- German drugmaker Merck KGaA is bulking up its capacity for making messenger RNA medicines, announcing Thursday an agreement to acquire the Indianapolis-based contract manufacturer Exelead.
- Exelead, which Merck KGaA is buying for $780 million in cash, specializes in lipid nanoparticles, the tiny bubbles of fat used to deliver synthetic messenger RNA into the body. They're used in Pfizer and BioNTech's, as well as Moderna's vaccines for COVID-19, the former of which Exelead has helped to manufacture in small amounts.
- The companies expect the deal to close in the first quarter. Merck KGaA said it intends to scale up Exelead's headquarters in Indianapolis, where the smaller company employs over 200 people.
The success of mRNA vaccines for COVID-19 has propelled interest and investment in the drugmaking technology outside of infectious disease. Thursday's deal by Merck KGaA, one of the larger contract manufacturers for the drug industry, signals its expectations that producing mRNA medicines and their components will be a growing business in the future.
"The acquisition of Exelead will further enable us to capture the significant potential of the fast-growing market for mRNA therapies by providing leading CDMO services to our customers," said Belén Garijo, Merck KGaA's CEO, in a statement.
The deal comes roughly a year after Merck KGaA bought AmpTec, another contract manufacturer that specializes in mRNA production.
mRNA vaccines and treatments have several components, the core of which is the genetic sequence of messenger RNA encoding for a target protein. But to get that sequence to the desired cells in the body, drugmakers have to wrap the mRNA in a shell of lipids, some of which are common and easy to make while others are more complicated.
The mRNA and lipids are then carefully combined to create lipid nanoparticles that can be joined with other components to make an injectable medicine or vaccine.
Exelead, which according to its website is owned by Italy's Essetifin SpA, says it can make lipid nanoparticles as well as other products like liposomal complexes and oligonucleotides.

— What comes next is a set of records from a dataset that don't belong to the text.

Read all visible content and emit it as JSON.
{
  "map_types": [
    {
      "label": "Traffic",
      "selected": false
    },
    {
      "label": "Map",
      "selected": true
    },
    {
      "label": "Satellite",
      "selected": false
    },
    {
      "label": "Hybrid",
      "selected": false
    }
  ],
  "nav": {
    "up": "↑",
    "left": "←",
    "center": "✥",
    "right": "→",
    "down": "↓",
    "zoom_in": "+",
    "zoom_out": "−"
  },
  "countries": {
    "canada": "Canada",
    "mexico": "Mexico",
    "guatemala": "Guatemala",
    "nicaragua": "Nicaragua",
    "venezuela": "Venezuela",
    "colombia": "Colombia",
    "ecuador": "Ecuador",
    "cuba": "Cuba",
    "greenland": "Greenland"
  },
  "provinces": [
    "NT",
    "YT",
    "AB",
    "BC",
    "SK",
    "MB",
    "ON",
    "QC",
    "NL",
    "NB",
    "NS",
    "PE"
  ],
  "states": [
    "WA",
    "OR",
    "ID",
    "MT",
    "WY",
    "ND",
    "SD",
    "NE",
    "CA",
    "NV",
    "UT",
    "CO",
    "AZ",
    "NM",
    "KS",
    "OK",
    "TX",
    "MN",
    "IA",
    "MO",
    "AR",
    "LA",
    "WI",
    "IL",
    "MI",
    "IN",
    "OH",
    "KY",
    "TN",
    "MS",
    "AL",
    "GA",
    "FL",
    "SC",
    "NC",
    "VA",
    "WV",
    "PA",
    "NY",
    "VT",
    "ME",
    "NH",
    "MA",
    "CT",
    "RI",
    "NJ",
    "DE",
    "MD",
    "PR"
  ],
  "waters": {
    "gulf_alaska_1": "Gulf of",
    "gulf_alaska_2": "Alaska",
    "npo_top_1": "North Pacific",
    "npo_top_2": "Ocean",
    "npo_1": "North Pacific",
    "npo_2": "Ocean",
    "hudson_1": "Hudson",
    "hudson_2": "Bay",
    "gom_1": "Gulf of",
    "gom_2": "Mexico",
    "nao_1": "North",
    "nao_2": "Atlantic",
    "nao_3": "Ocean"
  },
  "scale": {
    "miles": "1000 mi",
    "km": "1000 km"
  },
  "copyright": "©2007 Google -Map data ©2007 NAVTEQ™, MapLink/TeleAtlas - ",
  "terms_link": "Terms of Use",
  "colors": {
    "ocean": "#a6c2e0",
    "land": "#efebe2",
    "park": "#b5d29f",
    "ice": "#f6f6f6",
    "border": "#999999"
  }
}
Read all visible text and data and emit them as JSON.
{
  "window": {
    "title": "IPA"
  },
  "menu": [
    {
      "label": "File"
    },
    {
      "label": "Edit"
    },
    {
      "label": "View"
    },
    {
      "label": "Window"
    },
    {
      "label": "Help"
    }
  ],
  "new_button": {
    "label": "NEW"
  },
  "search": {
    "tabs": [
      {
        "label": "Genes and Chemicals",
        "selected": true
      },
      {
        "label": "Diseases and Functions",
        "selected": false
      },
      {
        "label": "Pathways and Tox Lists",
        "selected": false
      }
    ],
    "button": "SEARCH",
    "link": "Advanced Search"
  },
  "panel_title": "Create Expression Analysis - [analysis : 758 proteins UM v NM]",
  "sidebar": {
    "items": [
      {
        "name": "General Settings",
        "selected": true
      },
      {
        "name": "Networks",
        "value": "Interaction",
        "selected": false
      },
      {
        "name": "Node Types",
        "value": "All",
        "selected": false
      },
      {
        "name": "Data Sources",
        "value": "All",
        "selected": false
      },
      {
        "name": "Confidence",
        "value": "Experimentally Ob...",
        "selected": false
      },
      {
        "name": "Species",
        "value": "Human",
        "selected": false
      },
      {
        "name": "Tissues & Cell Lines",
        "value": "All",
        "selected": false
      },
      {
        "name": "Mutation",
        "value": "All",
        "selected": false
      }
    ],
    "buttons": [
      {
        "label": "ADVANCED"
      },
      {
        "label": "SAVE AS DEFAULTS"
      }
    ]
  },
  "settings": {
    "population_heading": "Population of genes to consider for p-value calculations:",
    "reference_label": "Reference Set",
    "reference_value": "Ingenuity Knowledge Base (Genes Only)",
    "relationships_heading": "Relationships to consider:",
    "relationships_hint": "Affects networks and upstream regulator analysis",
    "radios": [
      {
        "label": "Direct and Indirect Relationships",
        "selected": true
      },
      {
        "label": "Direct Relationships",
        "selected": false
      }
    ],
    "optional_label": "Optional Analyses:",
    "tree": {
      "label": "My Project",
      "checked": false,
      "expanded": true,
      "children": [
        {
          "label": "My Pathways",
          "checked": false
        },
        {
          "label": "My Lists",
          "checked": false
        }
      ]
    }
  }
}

It manufactures five medicines, including Horizon Therapeutics' Krystexxa, Servier's Oncaspar and Takeda Pharmaceuticals' Kalbitor. Exelead also serves as a contract manufacturer for others.